"The government's inability to respond to the demonstrations to date is explained mostly by the sui generis character of the yellow vest movement. Having organized themselves over the internet, the protesters lack formal structures of leadership," Antonio Barroso, deputy director of research at Teneo Intelligence, said in a note Monday.
"This makes it especially difficult for the government to establish a dialogue with them.
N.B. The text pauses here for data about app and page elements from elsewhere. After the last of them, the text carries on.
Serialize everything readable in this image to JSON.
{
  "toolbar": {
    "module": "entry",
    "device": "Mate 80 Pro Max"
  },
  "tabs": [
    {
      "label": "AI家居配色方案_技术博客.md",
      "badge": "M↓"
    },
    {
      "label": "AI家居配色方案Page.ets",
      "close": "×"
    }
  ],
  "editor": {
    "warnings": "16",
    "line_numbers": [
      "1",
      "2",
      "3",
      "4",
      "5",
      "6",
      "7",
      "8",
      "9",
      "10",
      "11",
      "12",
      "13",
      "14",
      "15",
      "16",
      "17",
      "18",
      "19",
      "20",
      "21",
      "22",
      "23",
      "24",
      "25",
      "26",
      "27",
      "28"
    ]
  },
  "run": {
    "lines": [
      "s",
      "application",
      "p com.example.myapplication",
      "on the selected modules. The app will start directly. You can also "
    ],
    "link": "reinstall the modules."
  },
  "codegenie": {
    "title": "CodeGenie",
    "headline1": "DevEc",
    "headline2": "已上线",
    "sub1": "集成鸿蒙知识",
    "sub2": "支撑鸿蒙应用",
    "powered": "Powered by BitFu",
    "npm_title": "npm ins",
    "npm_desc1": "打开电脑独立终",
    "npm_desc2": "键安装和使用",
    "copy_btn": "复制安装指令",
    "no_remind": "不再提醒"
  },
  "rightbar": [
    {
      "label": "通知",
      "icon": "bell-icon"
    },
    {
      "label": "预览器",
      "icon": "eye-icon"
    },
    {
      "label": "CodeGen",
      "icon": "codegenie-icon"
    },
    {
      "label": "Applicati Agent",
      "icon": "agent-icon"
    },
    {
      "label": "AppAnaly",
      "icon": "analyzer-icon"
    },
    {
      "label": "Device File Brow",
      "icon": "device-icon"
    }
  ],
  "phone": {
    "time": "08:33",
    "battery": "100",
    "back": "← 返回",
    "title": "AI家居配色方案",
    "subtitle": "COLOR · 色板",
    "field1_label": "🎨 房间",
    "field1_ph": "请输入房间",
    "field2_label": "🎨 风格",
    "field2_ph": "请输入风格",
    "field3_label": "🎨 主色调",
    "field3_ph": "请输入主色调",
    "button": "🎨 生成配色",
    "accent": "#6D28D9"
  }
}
Moreover, while the movement emerged in reaction to the proposed increases in diesel and petrol taxes, the protesters' agenda is much wider," he said, with complaints ranging from dissatisfaction over the fall in purchasing power in recent years and Macron's policies, which they claim benefit the wealthiest.
"As a result, the government's space to meet their demands is rather limited," Barroso noted.
Macron's approval ratings continue to fall, along with those of his prime minister. Now Macron's approval rating stands at just 23 percent, down six points from the previous month, according to an Ifop-Fiducial poll for Paris Match and Sud Radio published Tuesday. Philippe's rating has fallen 10 points to 26 percent.
France's CAC index was trading 0.5 percent lower Tuesday. Market watchers say they expect to see more unrest like that seen in France because of rising inequality and feelings of disenfranchisement among certain sections of society.
"This type of social unrest is growing," Yacine Kanoun, portfolio manager at Shield Asset Management, told CNBC on Tuesday.
"I think what's happening is that there is a huge differentiation between the classes and I don't think everyone is participating in the same way in the economy."
Also speaking to CNBC Europe's "Squawk Box" Tuesday, Steen Jakobsen, the chief economist at Saxo Bank, said: "The biggest issue is that the middle class lost out big time in this crisis of inequality and I think it's coming through… The socio-economic dynamic is not in place to support any kinds of reforms and I think that's the lesson."